§ **Requirement**:
Reproduce all of the data exactly.

----------------------------------------

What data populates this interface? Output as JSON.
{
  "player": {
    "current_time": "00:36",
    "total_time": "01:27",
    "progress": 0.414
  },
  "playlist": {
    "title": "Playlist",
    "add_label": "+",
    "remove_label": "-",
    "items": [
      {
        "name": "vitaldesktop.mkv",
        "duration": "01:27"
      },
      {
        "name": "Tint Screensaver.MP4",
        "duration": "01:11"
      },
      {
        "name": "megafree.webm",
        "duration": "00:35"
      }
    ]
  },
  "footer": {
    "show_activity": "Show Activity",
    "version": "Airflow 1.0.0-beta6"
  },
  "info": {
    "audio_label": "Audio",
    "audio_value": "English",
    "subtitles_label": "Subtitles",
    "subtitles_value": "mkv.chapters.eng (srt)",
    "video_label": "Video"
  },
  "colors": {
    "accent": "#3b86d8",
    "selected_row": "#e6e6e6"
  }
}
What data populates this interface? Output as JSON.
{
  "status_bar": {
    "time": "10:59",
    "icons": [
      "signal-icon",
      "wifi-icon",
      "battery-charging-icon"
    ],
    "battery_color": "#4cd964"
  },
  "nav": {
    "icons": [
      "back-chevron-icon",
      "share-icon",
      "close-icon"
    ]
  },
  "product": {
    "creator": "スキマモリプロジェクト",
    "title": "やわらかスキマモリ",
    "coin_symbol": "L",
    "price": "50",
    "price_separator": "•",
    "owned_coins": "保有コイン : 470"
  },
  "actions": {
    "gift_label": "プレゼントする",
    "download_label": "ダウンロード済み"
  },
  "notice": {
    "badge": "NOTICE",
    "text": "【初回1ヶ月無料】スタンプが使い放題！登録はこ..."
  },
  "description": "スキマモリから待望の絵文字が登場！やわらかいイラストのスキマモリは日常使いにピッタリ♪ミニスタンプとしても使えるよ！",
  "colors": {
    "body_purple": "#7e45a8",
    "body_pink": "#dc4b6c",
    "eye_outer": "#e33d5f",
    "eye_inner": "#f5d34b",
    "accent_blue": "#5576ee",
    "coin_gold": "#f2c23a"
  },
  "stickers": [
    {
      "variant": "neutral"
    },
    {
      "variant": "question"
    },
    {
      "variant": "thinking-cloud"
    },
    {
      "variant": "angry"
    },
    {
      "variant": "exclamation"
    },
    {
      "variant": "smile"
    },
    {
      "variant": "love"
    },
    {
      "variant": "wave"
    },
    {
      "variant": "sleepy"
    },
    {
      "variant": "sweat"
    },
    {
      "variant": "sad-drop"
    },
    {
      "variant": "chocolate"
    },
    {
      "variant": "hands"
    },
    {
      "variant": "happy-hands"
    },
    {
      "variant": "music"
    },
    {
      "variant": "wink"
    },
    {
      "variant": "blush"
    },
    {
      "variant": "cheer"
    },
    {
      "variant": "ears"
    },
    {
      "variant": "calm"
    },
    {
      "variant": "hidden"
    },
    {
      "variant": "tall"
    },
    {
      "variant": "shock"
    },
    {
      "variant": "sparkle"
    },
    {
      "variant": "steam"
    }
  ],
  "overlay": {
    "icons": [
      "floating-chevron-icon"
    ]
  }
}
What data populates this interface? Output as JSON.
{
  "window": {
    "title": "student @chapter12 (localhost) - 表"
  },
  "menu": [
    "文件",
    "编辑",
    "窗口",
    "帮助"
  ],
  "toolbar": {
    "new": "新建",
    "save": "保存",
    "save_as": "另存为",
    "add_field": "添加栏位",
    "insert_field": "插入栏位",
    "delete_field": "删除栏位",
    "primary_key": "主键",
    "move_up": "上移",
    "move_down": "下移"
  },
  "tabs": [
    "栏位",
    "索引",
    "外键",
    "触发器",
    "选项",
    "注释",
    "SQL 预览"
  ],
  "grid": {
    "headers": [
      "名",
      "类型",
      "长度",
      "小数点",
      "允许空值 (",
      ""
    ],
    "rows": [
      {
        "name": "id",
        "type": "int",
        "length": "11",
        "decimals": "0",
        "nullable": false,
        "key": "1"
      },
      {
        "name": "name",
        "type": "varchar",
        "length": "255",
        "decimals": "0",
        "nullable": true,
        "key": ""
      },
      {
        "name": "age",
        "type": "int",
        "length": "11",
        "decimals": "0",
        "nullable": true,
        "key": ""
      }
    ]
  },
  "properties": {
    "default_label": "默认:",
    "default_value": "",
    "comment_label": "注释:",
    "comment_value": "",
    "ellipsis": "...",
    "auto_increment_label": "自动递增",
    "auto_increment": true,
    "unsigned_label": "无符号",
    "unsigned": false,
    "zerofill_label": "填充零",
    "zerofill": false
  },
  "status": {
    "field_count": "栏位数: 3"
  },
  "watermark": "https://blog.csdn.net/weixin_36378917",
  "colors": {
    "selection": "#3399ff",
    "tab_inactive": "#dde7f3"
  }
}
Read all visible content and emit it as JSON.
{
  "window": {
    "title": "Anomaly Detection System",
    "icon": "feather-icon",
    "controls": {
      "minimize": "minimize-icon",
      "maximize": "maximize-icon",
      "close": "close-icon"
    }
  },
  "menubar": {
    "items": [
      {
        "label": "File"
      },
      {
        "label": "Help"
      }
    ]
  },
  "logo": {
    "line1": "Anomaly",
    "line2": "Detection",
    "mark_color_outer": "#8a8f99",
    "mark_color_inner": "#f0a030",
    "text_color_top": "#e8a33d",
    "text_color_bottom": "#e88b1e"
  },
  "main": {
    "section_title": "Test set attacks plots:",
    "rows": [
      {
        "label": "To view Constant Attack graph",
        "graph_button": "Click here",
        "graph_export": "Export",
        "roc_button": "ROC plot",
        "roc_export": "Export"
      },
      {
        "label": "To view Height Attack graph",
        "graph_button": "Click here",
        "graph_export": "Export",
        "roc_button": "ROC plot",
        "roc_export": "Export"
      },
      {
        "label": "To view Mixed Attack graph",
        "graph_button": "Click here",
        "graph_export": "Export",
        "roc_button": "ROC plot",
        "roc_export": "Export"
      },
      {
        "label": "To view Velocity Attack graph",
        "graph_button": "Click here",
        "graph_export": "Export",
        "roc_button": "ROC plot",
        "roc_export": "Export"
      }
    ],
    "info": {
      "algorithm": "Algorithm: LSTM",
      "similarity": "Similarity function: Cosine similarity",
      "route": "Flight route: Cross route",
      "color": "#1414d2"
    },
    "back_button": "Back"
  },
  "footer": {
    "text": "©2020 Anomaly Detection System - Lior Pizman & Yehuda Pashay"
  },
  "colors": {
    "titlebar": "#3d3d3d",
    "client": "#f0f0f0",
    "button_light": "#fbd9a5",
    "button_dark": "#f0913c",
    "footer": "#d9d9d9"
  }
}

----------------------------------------

§ **Answer box**:
What data populates this interface? Output as JSON.
{
  "player": {
    "current_time": "00:36",
    "total_time": "01:27",
    "progress": 0.414
  },
  "playlist": {
    "title": "Playlist",
    "add_label": "+",
    "remove_label": "-",
    "items": [
      {
        "name": "vitaldesktop.mkv",
        "duration": "01:27"
      },
      {
        "name": "Tint Screensaver.MP4",
        "duration": "01:11"
      },
      {
        "name": "megafree.webm",
        "duration": "00:35"
      }
    ]
  },
  "footer": {
    "show_activity": "Show Activity",
    "version": "Airflow 1.0.0-beta6"
  },
  "info": {
    "audio_label": "Audio",
    "audio_value": "English",
    "subtitles_label": "Subtitles",
    "subtitles_value": "mkv.chapters.eng (srt)",
    "video_label": "Video"
  },
  "colors": {
    "accent": "#3b86d8",
    "selected_row": "#e6e6e6"
  }
}
What data populates this interface? Output as JSON.
{
  "status_bar": {
    "time": "10:59",
    "icons": [
      "signal-icon",
      "wifi-icon",
      "battery-charging-icon"
    ],
    "battery_color": "#4cd964"
  },
  "nav": {
    "icons": [
      "back-chevron-icon",
      "share-icon",
      "close-icon"
    ]
  },
  "product": {
    "creator": "スキマモリプロジェクト",
    "title": "やわらかスキマモリ",
    "coin_symbol": "L",
    "price": "50",
    "price_separator": "•",
    "owned_coins": "保有コイン : 470"
  },
  "actions": {
    "gift_label": "プレゼントする",
    "download_label": "ダウンロード済み"
  },
  "notice": {
    "badge": "NOTICE",
    "text": "【初回1ヶ月無料】スタンプが使い放題！登録はこ..."
  },
  "description": "スキマモリから待望の絵文字が登場！やわらかいイラストのスキマモリは日常使いにピッタリ♪ミニスタンプとしても使えるよ！",
  "colors": {
    "body_purple": "#7e45a8",
    "body_pink": "#dc4b6c",
    "eye_outer": "#e33d5f",
    "eye_inner": "#f5d34b",
    "accent_blue": "#5576ee",
    "coin_gold": "#f2c23a"
  },
  "stickers": [
    {
      "variant": "neutral"
    },
    {
      "variant": "question"
    },
    {
      "variant": "thinking-cloud"
    },
    {
      "variant": "angry"
    },
    {
      "variant": "exclamation"
    },
    {
      "variant": "smile"
    },
    {
      "variant": "love"
    },
    {
      "variant": "wave"
    },
    {
      "variant": "sleepy"
    },
    {
      "variant": "sweat"
    },
    {
      "variant": "sad-drop"
    },
    {
      "variant": "chocolate"
    },
    {
      "variant": "hands"
    },
    {
      "variant": "happy-hands"
    },
    {
      "variant": "music"
    },
    {
      "variant": "wink"
    },
    {
      "variant": "blush"
    },
    {
      "variant": "cheer"
    },
    {
      "variant": "ears"
    },
    {
      "variant": "calm"
    },
    {
      "variant": "hidden"
    },
    {
      "variant": "tall"
    },
    {
      "variant": "shock"
    },
    {
      "variant": "sparkle"
    },
    {
      "variant": "steam"
    }
  ],
  "overlay": {
    "icons": [
      "floating-chevron-icon"
    ]
  }
}
What data populates this interface? Output as JSON.
{
  "window": {
    "title": "student @chapter12 (localhost) - 表"
  },
  "menu": [
    "文件",
    "编辑",
    "窗口",
    "帮助"
  ],
  "toolbar": {
    "new": "新建",
    "save": "保存",
    "save_as": "另存为",
    "add_field": "添加栏位",
    "insert_field": "插入栏位",
    "delete_field": "删除栏位",
    "primary_key": "主键",
    "move_up": "上移",
    "move_down": "下移"
  },
  "tabs": [
    "栏位",
    "索引",
    "外键",
    "触发器",
    "选项",
    "注释",
    "SQL 预览"
  ],
  "grid": {
    "headers": [
      "名",
      "类型",
      "长度",
      "小数点",
      "允许空值 (",
      ""
    ],
    "rows": [
      {
        "name": "id",
        "type": "int",
        "length": "11",
        "decimals": "0",
        "nullable": false,
        "key": "1"
      },
      {
        "name": "name",
        "type": "varchar",
        "length": "255",
        "decimals": "0",
        "nullable": true,
        "key": ""
      },
      {
        "name": "age",
        "type": "int",
        "length": "11",
        "decimals": "0",
        "nullable": true,
        "key": ""
      }
    ]
  },
  "properties": {
    "default_label": "默认:",
    "default_value": "",
    "comment_label": "注释:",
    "comment_value": "",
    "ellipsis": "...",
    "auto_increment_label": "自动递增",
    "auto_increment": true,
    "unsigned_label": "无符号",
    "unsigned": false,
    "zerofill_label": "填充零",
    "zerofill": false
  },
  "status": {
    "field_count": "栏位数: 3"
  },
  "watermark": "https://blog.csdn.net/weixin_36378917",
  "colors": {
    "selection": "#3399ff",
    "tab_inactive": "#dde7f3"
  }
}
Read all visible content and emit it as JSON.
{
  "window": {
    "title": "Anomaly Detection System",
    "icon": "feather-icon",
    "controls": {
      "minimize": "minimize-icon",
      "maximize": "maximize-icon",
      "close": "close-icon"
    }
  },
  "menubar": {
    "items": [
      {
        "label": "File"
      },
      {
        "label": "Help"
      }
    ]
  },
  "logo": {
    "line1": "Anomaly",
    "line2": "Detection",
    "mark_color_outer": "#8a8f99",
    "mark_color_inner": "#f0a030",
    "text_color_top": "#e8a33d",
    "text_color_bottom": "#e88b1e"
  },
  "main": {
    "section_title": "Test set attacks plots:",
    "rows": [
      {
        "label": "To view Constant Attack graph",
        "graph_button": "Click here",
        "graph_export": "Export",
        "roc_button": "ROC plot",
        "roc_export": "Export"
      },
      {
        "label": "To view Height Attack graph",
        "graph_button": "Click here",
        "graph_export": "Export",
        "roc_button": "ROC plot",
        "roc_export": "Export"
      },
      {
        "label": "To view Mixed Attack graph",
        "graph_button": "Click here",
        "graph_export": "Export",
        "roc_button": "ROC plot",
        "roc_export": "Export"
      },
      {
        "label": "To view Velocity Attack graph",
        "graph_button": "Click here",
        "graph_export": "Export",
        "roc_button": "ROC plot",
        "roc_export": "Export"
      }
    ],
    "info": {
      "algorithm": "Algorithm: LSTM",
      "similarity": "Similarity function: Cosine similarity",
      "route": "Flight route: Cross route",
      "color": "#1414d2"
    },
    "back_button": "Back"
  },
  "footer": {
    "text": "©2020 Anomaly Detection System - Lior Pizman & Yehuda Pashay"
  },
  "colors": {
    "titlebar": "#3d3d3d",
    "client": "#f0f0f0",
    "button_light": "#fbd9a5",
    "button_dark": "#f0913c",
    "footer": "#d9d9d9"
  }
}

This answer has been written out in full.